So, what do you do when your businesses have reigned supreme in the local breakfast and brunch scene? Well, you essentially compete against yourself, or in Veronique and Antoine Jr.’s case, you enjoy a bit of family competition.
“There’s always family competition,” Antoine Jr. says. “That’s definitely always going to be there, will always be there.”
In terms of strictly Best Breakfast, Antoine’s Café has got the category all locked up, winning a total of 17 overall medals—16 of which have been consecutive Golden Oles. S.C. Café has earned nine Silver Oles, including for 2022, while Mimosa has won three.
As for the Best Brunch category, that’s when the family competition heats up a bit.
Since SC Times added Best Brunch spot as an option to vote for in 2019, Café Mimosa has been the business that’s shined, earning three consecutive Golden Oles.
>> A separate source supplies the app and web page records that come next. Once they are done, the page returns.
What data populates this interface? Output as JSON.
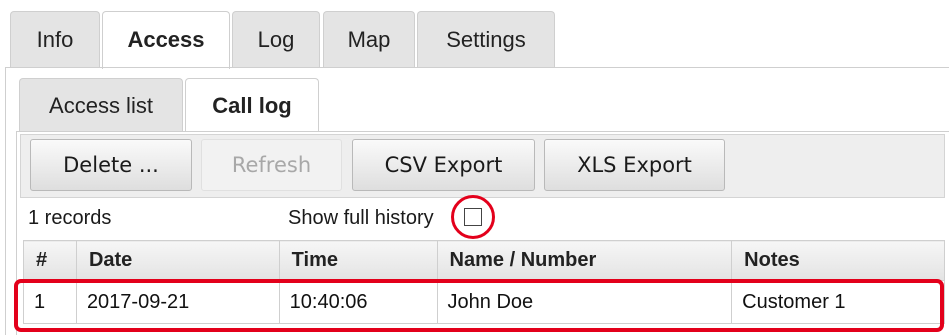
{
  "top_tabs": [
    {
      "label": "Info",
      "active": false
    },
    {
      "label": "Access",
      "active": true
    },
    {
      "label": "Log",
      "active": false
    },
    {
      "label": "Map",
      "active": false
    },
    {
      "label": "Settings",
      "active": false
    }
  ],
  "sub_tabs": [
    {
      "label": "Access list",
      "active": false
    },
    {
      "label": "Call log",
      "active": true
    }
  ],
  "toolbar": {
    "delete_label": "Delete ...",
    "refresh_label": "Refresh",
    "refresh_enabled": false,
    "csv_label": "CSV Export",
    "xls_label": "XLS Export"
  },
  "records_text": "1 records",
  "show_history": {
    "label": "Show full history",
    "checked": false
  },
  "table": {
    "headers": [
      "#",
      "Date",
      "Time",
      "Name / Number",
      "Notes"
    ],
    "rows": [
      [
        "1",
        "2017-09-21",
        "10:40:06",
        "John Doe",
        "Customer 1"
      ]
    ]
  },
  "annotation_color": "#e3001b"
}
This year, however, Antoine’s unseated Mimosa, adding another Golden Ole to Veronique’s record-year collection of six overall medals.
As Antoine Jr. sees it, though, the two popular eateries have their own menu items and serving style, as well as their own overall aesthetic, ambience and atmosphere.
“I definitely wanted to make a stance of we are two different restaurants,” he notes, before adding that while companies like Starbucks have found success with placing multiple shops near each other, “you can’t put one (restaurant) on one corner and one on the other and expect for both places to actually make money.”
The opportunity to purchase the property where Mimosa sits came up about 17 years ago, Antoine Jr. says. The restaurant, situated across from San Clemente’s public library, was essentially built from the ground up.
“We had to put our touch to it, which is that French Provence look,” he says. “If you blindfold somebody and take them to Mimosa, unblind fold them, they wouldn’t know where they’re at. You got that beautiful park out front. It’s one of those properties that nobody has.”
Antoine Jr. admits that it was quite the transition from opening Mimosa to gaining a following of customers. At the time the restaurant opened, there weren’t many other businesses past BeachFire on Avenida Del Mar.
“That was the last place, so you put Mimosa down the corner of the street even farther, nobody followed us down there; like it was, everybody stopped at BeachFire and turned around and just came back up the street,” Antoine Jr. recalls.
Eventually, other restaurants, including Nick’s—another local favorite—popped up, bringing more exposure to the businesses on that end of Del Mar.
“Bring Nick’s on, bring everybody in town, because guess what, the more people, the more restaurants that we have in town, we all survive,” he says. “We all do better … we got options now. I love it.”
With Mimosa serving as another option in town, Veronique notes that the two restaurants don’t exactly share the same clientele.
“Actually, most people—I say most people, not everybody—but most people, if they like Mimosa and they come here, because they found out we’re related, they don’t like it,” she says. “They’re like, ‘Oh, it’s not upscale enough.’ It’s not what they were looking for. They wanted something different.”
Comparing the two restaurants, Veronique describes Mimosa as a French bistro that’s “trendier” with a mellow feel—as though customers are experiencing a mini vacation while they enjoy a glass of wine or mimosa at brunch.
“Here is more like your friend’s kitchen and you know everybody,” she says of Antoine’s. “It’s loud, it’s fast; boom, boom, you know? It’s different.”
Echoing that thought, Antoine Jr. stresses that “they are two different entities, and we want to keep them completely separate. But at the same time, understand that we are family.”
“This is family-oriented. This has been a staple in town,” Antoine Jr. says of Antoine’s, adding that during his time growing up in the family business, “I’ve even served families that I saw on dates, I saw them getting married, I saw them have babies … it’s a beautiful thing to me.”
Regardless of the differences between the two restaurants, and the underlying competition between mother and son, Antoine Jr. says, “At the end of the day, it’s a family affair.”
Discussion about this post